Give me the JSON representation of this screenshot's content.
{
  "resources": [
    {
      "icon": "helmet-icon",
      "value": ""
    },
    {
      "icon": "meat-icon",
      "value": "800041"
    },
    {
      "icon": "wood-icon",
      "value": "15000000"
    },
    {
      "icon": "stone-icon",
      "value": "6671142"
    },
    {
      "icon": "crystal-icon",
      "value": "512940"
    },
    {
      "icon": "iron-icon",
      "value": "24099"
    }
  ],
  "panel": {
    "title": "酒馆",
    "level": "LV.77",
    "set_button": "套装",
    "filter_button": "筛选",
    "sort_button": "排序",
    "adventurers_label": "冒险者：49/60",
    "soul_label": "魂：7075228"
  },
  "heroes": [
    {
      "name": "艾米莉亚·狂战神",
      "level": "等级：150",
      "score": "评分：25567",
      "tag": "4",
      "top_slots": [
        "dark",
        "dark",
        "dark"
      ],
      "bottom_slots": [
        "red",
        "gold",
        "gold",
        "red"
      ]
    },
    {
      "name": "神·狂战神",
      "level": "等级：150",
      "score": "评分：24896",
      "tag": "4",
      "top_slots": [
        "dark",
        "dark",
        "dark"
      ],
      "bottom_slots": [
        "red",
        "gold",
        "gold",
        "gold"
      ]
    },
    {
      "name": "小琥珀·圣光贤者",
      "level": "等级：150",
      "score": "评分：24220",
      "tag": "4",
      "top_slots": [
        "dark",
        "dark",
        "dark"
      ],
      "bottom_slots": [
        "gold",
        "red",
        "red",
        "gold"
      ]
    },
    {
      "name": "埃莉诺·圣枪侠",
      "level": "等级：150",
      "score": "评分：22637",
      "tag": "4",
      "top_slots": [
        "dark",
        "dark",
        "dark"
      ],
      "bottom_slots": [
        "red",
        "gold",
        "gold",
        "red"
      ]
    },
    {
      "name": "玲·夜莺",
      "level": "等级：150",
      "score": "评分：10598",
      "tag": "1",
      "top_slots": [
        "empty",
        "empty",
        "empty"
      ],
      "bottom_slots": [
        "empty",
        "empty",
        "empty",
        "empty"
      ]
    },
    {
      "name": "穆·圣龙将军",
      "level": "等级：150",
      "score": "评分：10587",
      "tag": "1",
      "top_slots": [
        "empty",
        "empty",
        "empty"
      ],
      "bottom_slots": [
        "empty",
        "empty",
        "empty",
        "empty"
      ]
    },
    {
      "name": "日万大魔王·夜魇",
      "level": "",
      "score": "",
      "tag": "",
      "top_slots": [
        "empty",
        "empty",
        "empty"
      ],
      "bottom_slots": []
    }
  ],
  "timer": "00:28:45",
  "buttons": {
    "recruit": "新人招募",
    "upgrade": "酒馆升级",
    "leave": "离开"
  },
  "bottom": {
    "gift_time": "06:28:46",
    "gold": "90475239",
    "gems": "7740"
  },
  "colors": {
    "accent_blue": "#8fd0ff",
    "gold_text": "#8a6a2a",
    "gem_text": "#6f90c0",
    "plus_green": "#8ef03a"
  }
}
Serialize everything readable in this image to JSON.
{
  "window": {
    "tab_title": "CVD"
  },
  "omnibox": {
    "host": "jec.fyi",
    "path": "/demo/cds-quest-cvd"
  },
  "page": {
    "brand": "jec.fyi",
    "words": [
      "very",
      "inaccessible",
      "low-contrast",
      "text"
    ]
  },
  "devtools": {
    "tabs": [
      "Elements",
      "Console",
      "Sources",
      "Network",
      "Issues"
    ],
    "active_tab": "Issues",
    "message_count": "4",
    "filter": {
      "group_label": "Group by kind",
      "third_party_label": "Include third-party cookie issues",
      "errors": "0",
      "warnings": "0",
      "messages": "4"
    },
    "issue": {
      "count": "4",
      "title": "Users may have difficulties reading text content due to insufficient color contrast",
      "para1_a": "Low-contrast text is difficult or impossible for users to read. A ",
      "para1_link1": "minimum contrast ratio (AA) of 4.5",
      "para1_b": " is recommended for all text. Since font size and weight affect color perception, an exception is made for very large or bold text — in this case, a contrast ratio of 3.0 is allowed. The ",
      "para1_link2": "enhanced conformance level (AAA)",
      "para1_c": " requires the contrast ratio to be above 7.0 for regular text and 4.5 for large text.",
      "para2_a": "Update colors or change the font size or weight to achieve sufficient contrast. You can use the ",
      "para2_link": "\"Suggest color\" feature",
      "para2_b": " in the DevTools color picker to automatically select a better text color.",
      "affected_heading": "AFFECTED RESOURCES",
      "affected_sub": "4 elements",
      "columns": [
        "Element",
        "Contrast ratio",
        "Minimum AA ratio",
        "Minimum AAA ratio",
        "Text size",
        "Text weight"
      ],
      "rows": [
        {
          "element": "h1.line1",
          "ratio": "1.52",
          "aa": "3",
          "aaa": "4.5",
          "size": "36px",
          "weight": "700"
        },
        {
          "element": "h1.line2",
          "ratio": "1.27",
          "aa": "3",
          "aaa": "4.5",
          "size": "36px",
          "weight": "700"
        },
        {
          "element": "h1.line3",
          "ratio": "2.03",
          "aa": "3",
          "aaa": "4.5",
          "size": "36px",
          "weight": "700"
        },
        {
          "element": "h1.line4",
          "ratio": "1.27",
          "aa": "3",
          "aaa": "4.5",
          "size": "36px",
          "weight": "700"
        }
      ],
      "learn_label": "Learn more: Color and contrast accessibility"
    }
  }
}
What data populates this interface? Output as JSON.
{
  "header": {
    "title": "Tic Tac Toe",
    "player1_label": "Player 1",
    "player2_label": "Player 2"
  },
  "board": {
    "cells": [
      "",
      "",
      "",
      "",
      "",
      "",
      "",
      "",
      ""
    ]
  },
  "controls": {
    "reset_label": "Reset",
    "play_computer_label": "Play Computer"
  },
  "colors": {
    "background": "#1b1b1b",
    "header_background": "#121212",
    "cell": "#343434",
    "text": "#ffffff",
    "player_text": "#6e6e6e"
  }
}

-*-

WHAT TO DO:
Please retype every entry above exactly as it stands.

RESPONSE AREA:
Give me the JSON representation of this screenshot's content.
{
  "resources": [
    {
      "icon": "helmet-icon",
      "value": ""
    },
    {
      "icon": "meat-icon",
      "value": "800041"
    },
    {
      "icon": "wood-icon",
      "value": "15000000"
    },
    {
      "icon": "stone-icon",
      "value": "6671142"
    },
    {
      "icon": "crystal-icon",
      "value": "512940"
    },
    {
      "icon": "iron-icon",
      "value": "24099"
    }
  ],
  "panel": {
    "title": "酒馆",
    "level": "LV.77",
    "set_button": "套装",
    "filter_button": "筛选",
    "sort_button": "排序",
    "adventurers_label": "冒险者：49/60",
    "soul_label": "魂：7075228"
  },
  "heroes": [
    {
      "name": "艾米莉亚·狂战神",
      "level": "等级：150",
      "score": "评分：25567",
      "tag": "4",
      "top_slots": [
        "dark",
        "dark",
        "dark"
      ],
      "bottom_slots": [
        "red",
        "gold",
        "gold",
        "red"
      ]
    },
    {
      "name": "神·狂战神",
      "level": "等级：150",
      "score": "评分：24896",
      "tag": "4",
      "top_slots": [
        "dark",
        "dark",
        "dark"
      ],
      "bottom_slots": [
        "red",
        "gold",
        "gold",
        "gold"
      ]
    },
    {
      "name": "小琥珀·圣光贤者",
      "level": "等级：150",
      "score": "评分：24220",
      "tag": "4",
      "top_slots": [
        "dark",
        "dark",
        "dark"
      ],
      "bottom_slots": [
        "gold",
        "red",
        "red",
        "gold"
      ]
    },
    {
      "name": "埃莉诺·圣枪侠",
      "level": "等级：150",
      "score": "评分：22637",
      "tag": "4",
      "top_slots": [
        "dark",
        "dark",
        "dark"
      ],
      "bottom_slots": [
        "red",
        "gold",
        "gold",
        "red"
      ]
    },
    {
      "name": "玲·夜莺",
      "level": "等级：150",
      "score": "评分：10598",
      "tag": "1",
      "top_slots": [
        "empty",
        "empty",
        "empty"
      ],
      "bottom_slots": [
        "empty",
        "empty",
        "empty",
        "empty"
      ]
    },
    {
      "name": "穆·圣龙将军",
      "level": "等级：150",
      "score": "评分：10587",
      "tag": "1",
      "top_slots": [
        "empty",
        "empty",
        "empty"
      ],
      "bottom_slots": [
        "empty",
        "empty",
        "empty",
        "empty"
      ]
    },
    {
      "name": "日万大魔王·夜魇",
      "level": "",
      "score": "",
      "tag": "",
      "top_slots": [
        "empty",
        "empty",
        "empty"
      ],
      "bottom_slots": []
    }
  ],
  "timer": "00:28:45",
  "buttons": {
    "recruit": "新人招募",
    "upgrade": "酒馆升级",
    "leave": "离开"
  },
  "bottom": {
    "gift_time": "06:28:46",
    "gold": "90475239",
    "gems": "7740"
  },
  "colors": {
    "accent_blue": "#8fd0ff",
    "gold_text": "#8a6a2a",
    "gem_text": "#6f90c0",
    "plus_green": "#8ef03a"
  }
}
Serialize everything readable in this image to JSON.
{
  "window": {
    "tab_title": "CVD"
  },
  "omnibox": {
    "host": "jec.fyi",
    "path": "/demo/cds-quest-cvd"
  },
  "page": {
    "brand": "jec.fyi",
    "words": [
      "very",
      "inaccessible",
      "low-contrast",
      "text"
    ]
  },
  "devtools": {
    "tabs": [
      "Elements",
      "Console",
      "Sources",
      "Network",
      "Issues"
    ],
    "active_tab": "Issues",
    "message_count": "4",
    "filter": {
      "group_label": "Group by kind",
      "third_party_label": "Include third-party cookie issues",
      "errors": "0",
      "warnings": "0",
      "messages": "4"
    },
    "issue": {
      "count": "4",
      "title": "Users may have difficulties reading text content due to insufficient color contrast",
      "para1_a": "Low-contrast text is difficult or impossible for users to read. A ",
      "para1_link1": "minimum contrast ratio (AA) of 4.5",
      "para1_b": " is recommended for all text. Since font size and weight affect color perception, an exception is made for very large or bold text — in this case, a contrast ratio of 3.0 is allowed. The ",
      "para1_link2": "enhanced conformance level (AAA)",
      "para1_c": " requires the contrast ratio to be above 7.0 for regular text and 4.5 for large text.",
      "para2_a": "Update colors or change the font size or weight to achieve sufficient contrast. You can use the ",
      "para2_link": "\"Suggest color\" feature",
      "para2_b": " in the DevTools color picker to automatically select a better text color.",
      "affected_heading": "AFFECTED RESOURCES",
      "affected_sub": "4 elements",
      "columns": [
        "Element",
        "Contrast ratio",
        "Minimum AA ratio",
        "Minimum AAA ratio",
        "Text size",
        "Text weight"
      ],
      "rows": [
        {
          "element": "h1.line1",
          "ratio": "1.52",
          "aa": "3",
          "aaa": "4.5",
          "size": "36px",
          "weight": "700"
        },
        {
          "element": "h1.line2",
          "ratio": "1.27",
          "aa": "3",
          "aaa": "4.5",
          "size": "36px",
          "weight": "700"
        },
        {
          "element": "h1.line3",
          "ratio": "2.03",
          "aa": "3",
          "aaa": "4.5",
          "size": "36px",
          "weight": "700"
        },
        {
          "element": "h1.line4",
          "ratio": "1.27",
          "aa": "3",
          "aaa": "4.5",
          "size": "36px",
          "weight": "700"
        }
      ],
      "learn_label": "Learn more: Color and contrast accessibility"
    }
  }
}
What data populates this interface? Output as JSON.
{
  "header": {
    "title": "Tic Tac Toe",
    "player1_label": "Player 1",
    "player2_label": "Player 2"
  },
  "board": {
    "cells": [
      "",
      "",
      "",
      "",
      "",
      "",
      "",
      "",
      ""
    ]
  },
  "controls": {
    "reset_label": "Reset",
    "play_computer_label": "Play Computer"
  },
  "colors": {
    "background": "#1b1b1b",
    "header_background": "#121212",
    "cell": "#343434",
    "text": "#ffffff",
    "player_text": "#6e6e6e"
  }
}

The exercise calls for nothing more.